Directions :: Could you filter the data below down to the lines that hold the word "icon"?

Dataset extract ::
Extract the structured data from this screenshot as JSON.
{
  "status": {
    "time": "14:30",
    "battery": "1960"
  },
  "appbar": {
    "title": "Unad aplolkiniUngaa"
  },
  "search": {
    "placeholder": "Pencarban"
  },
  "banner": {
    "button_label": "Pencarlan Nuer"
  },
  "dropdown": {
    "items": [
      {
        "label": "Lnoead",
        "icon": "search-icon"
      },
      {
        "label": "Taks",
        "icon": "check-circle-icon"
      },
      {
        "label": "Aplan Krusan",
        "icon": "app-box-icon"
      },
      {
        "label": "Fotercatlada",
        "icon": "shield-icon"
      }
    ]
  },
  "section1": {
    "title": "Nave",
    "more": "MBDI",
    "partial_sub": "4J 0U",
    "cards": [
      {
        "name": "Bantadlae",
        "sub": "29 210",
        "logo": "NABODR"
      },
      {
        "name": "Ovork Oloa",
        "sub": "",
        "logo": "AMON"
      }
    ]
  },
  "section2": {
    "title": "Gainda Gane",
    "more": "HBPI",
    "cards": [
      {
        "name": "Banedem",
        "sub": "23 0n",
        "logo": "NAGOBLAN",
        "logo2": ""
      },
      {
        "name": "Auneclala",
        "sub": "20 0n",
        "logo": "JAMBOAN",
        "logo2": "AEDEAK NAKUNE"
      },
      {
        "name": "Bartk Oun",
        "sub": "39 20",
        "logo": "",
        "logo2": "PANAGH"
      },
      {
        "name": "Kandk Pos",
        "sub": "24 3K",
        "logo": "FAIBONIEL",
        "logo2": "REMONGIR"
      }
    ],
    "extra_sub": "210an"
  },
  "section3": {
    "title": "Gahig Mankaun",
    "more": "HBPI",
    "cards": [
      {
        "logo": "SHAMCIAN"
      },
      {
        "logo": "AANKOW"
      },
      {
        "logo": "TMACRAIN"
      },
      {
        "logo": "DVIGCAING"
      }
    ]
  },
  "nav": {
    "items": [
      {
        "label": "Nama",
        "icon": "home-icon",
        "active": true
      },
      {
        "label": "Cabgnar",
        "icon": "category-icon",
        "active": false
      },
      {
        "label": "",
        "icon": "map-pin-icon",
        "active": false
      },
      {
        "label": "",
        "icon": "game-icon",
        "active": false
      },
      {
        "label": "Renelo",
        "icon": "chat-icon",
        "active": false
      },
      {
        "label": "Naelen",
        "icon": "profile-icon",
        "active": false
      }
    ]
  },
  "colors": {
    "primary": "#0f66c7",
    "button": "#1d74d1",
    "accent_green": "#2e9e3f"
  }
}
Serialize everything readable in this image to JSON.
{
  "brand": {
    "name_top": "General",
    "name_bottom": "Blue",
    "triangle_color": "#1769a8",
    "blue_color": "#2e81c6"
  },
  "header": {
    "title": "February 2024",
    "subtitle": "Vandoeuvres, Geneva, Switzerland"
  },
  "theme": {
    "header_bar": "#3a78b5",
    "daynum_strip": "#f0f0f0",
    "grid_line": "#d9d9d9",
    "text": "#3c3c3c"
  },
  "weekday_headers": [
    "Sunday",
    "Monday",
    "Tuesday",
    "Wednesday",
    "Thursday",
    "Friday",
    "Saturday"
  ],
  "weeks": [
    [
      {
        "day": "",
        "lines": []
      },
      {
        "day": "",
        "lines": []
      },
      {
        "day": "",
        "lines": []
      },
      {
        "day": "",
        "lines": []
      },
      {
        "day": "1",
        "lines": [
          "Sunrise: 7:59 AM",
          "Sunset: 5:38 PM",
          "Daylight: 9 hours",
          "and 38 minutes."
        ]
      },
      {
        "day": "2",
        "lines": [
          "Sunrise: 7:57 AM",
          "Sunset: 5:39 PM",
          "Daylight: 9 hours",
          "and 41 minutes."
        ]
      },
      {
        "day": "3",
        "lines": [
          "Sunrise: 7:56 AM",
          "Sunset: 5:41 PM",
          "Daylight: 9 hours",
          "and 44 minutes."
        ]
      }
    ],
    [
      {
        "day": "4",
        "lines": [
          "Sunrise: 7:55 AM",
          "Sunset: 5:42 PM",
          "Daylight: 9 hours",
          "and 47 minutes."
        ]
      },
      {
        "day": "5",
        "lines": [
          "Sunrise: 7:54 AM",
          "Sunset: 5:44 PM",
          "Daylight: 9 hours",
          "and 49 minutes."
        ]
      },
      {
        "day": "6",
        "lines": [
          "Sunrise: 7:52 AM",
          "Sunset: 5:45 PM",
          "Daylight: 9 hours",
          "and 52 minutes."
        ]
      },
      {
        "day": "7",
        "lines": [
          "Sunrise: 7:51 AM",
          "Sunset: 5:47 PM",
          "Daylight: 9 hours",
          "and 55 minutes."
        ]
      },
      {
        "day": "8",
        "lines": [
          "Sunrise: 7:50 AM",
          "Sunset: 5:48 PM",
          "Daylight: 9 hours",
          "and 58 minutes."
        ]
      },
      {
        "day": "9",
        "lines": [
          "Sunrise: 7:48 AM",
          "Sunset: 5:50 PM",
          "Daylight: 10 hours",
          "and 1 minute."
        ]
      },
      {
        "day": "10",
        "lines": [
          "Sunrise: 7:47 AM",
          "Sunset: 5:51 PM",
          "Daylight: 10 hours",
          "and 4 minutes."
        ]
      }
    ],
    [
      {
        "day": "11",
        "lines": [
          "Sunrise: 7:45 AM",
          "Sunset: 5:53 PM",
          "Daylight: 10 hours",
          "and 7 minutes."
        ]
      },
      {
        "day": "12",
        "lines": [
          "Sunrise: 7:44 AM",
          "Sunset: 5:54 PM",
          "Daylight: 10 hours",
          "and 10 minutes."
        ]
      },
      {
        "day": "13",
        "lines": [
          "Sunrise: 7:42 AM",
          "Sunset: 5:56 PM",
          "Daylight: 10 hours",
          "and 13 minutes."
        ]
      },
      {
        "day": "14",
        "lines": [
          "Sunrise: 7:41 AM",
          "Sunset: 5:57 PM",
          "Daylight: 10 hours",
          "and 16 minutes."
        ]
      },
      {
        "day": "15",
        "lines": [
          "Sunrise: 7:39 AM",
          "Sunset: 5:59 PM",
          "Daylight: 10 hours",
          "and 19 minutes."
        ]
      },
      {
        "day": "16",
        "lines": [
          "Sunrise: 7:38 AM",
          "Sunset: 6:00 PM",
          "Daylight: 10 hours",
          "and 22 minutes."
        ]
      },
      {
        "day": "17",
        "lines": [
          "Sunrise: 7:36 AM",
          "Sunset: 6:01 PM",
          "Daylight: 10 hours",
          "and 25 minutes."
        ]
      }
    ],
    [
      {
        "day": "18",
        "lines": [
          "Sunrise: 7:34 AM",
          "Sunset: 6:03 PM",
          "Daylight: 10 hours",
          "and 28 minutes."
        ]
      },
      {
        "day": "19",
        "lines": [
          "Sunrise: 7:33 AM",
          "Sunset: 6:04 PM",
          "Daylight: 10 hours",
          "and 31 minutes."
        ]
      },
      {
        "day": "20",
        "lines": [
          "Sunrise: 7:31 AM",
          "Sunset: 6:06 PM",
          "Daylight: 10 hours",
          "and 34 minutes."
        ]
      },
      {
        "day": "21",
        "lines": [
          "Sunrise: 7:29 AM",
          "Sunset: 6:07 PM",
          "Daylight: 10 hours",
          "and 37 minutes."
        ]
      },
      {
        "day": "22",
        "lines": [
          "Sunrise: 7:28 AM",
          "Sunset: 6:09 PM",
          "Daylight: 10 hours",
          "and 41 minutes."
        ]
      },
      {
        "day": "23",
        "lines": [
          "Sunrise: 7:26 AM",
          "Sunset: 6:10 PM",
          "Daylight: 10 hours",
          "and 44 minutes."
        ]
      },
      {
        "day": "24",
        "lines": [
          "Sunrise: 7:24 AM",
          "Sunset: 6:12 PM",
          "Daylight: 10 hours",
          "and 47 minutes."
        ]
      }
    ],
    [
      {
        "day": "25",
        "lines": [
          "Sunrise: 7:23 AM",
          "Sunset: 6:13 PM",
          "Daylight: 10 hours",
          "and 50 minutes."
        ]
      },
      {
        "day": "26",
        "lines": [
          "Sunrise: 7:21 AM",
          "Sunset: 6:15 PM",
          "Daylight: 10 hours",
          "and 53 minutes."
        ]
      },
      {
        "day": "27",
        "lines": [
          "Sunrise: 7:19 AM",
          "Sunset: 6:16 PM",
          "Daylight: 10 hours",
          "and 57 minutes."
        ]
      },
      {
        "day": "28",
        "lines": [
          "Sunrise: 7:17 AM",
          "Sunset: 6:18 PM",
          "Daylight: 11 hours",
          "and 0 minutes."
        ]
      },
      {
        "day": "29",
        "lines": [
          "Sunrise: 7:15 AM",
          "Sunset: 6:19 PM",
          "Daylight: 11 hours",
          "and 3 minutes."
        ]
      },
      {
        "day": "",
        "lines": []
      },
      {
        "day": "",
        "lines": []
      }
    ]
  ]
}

Exercise solution ::
        "icon": "search-icon"
        "icon": "check-circle-icon"
        "icon": "app-box-icon"
        "icon": "shield-icon"
        "icon": "home-icon",
        "icon": "category-icon",
        "icon": "map-pin-icon",
        "icon": "game-icon",
        "icon": "chat-icon",
        "icon": "profile-icon",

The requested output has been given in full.